**Exercise description**
Which lines of the entries below include "JSON"? List them all.

Data extracted from a collection:
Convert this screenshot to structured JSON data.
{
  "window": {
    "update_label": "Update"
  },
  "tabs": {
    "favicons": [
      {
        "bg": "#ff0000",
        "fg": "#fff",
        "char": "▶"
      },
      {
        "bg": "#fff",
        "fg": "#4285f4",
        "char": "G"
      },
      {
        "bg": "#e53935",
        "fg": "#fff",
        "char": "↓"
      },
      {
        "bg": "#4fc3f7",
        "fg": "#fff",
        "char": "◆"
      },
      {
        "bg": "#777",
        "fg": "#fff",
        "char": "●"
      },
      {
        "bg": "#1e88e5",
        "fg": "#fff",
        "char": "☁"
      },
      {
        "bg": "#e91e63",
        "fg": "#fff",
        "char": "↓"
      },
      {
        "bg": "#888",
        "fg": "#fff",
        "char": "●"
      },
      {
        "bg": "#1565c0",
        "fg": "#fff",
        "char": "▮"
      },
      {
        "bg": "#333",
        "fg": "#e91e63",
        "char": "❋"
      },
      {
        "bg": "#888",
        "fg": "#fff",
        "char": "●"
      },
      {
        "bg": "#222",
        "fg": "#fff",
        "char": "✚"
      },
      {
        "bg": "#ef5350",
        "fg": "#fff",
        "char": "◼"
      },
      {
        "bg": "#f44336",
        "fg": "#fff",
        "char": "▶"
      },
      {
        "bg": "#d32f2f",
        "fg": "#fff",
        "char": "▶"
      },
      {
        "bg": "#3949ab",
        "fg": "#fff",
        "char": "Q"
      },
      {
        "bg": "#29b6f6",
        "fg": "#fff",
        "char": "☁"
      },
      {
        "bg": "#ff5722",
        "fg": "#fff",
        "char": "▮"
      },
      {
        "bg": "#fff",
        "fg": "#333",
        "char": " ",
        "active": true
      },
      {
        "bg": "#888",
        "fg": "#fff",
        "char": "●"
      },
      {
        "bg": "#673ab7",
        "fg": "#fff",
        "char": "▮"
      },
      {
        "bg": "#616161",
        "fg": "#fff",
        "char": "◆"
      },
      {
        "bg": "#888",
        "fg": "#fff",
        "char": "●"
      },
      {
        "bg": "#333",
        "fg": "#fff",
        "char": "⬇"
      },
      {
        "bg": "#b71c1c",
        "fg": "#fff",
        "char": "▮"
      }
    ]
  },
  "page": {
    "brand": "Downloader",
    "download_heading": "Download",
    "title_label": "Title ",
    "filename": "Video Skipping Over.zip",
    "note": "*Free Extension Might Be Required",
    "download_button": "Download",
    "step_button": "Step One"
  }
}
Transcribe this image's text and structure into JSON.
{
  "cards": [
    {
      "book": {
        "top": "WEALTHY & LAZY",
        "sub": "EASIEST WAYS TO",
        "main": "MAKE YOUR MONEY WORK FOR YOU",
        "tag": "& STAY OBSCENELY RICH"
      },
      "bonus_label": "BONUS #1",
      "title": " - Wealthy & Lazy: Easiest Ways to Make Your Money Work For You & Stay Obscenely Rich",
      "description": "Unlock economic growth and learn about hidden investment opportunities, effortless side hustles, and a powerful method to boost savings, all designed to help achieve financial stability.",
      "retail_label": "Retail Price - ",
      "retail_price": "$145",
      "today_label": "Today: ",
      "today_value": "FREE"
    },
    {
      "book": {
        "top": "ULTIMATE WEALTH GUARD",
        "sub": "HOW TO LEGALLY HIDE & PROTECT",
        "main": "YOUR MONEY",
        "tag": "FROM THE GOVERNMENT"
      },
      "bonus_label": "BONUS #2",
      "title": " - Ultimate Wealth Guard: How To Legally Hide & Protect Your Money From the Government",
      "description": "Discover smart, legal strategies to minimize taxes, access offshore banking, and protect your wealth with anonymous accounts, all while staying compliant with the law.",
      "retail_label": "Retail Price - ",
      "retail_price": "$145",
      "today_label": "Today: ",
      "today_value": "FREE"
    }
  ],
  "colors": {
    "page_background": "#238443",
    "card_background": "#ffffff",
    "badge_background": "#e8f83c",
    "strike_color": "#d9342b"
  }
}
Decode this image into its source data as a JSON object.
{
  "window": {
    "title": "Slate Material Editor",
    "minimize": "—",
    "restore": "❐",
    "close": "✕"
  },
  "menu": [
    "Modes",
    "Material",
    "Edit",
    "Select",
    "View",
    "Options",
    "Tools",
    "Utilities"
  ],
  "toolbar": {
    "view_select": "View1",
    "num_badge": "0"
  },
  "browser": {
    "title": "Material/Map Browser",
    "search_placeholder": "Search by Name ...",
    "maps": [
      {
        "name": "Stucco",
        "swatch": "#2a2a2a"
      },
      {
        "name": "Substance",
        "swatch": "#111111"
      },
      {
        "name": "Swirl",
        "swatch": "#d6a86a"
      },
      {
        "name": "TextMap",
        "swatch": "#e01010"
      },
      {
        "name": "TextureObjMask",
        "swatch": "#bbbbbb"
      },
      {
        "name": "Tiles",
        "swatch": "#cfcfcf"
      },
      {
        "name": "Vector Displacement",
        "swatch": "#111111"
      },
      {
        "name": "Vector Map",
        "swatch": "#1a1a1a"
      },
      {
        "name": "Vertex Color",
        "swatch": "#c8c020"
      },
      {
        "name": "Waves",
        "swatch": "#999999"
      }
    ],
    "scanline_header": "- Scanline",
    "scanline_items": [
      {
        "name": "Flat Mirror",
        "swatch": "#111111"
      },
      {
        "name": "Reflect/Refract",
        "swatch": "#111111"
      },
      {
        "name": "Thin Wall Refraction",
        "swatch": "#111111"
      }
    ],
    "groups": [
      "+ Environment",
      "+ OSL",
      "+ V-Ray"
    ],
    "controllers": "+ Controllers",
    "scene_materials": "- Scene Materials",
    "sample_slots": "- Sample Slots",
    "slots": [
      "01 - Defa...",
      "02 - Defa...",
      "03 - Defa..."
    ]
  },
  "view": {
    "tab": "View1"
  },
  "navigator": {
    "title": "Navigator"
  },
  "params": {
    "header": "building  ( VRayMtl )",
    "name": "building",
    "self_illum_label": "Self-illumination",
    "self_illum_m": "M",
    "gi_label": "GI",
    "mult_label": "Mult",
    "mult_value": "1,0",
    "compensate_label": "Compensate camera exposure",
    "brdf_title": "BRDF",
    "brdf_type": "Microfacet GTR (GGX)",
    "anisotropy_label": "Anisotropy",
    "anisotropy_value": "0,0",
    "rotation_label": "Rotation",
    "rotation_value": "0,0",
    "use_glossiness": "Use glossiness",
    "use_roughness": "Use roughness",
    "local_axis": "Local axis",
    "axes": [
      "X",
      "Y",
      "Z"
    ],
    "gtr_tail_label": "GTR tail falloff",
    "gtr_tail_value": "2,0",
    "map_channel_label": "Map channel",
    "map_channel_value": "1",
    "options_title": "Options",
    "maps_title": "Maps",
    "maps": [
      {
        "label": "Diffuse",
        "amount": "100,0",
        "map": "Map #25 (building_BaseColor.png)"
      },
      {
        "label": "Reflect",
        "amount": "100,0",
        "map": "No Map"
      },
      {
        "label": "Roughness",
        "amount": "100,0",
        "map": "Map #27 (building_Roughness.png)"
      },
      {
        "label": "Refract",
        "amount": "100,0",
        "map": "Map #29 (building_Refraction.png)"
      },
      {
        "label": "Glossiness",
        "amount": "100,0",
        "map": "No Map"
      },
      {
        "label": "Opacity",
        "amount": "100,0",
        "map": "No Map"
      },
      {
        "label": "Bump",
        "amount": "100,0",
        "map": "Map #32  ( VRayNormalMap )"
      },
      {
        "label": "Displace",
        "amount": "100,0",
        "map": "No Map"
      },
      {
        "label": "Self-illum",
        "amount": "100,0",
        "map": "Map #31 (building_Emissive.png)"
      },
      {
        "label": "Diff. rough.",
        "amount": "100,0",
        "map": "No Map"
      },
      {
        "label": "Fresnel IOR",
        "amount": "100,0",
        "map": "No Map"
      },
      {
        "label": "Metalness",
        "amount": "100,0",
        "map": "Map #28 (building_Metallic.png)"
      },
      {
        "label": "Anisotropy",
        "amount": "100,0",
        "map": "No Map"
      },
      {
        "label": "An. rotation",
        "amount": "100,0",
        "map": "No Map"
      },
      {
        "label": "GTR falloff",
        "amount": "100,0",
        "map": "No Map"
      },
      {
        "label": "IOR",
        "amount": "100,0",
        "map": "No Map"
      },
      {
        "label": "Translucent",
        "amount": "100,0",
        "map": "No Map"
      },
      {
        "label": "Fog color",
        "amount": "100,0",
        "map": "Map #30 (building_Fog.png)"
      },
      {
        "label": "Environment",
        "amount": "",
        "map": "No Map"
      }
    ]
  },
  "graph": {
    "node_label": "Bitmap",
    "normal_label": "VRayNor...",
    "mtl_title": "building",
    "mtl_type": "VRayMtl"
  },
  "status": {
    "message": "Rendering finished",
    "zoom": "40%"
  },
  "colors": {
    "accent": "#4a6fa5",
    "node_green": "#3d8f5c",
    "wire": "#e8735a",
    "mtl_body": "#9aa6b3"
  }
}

**Expected answer**
Convert this screenshot to structured JSON data.
Transcribe this image's text and structure into JSON.
Decode this image into its source data as a JSON object.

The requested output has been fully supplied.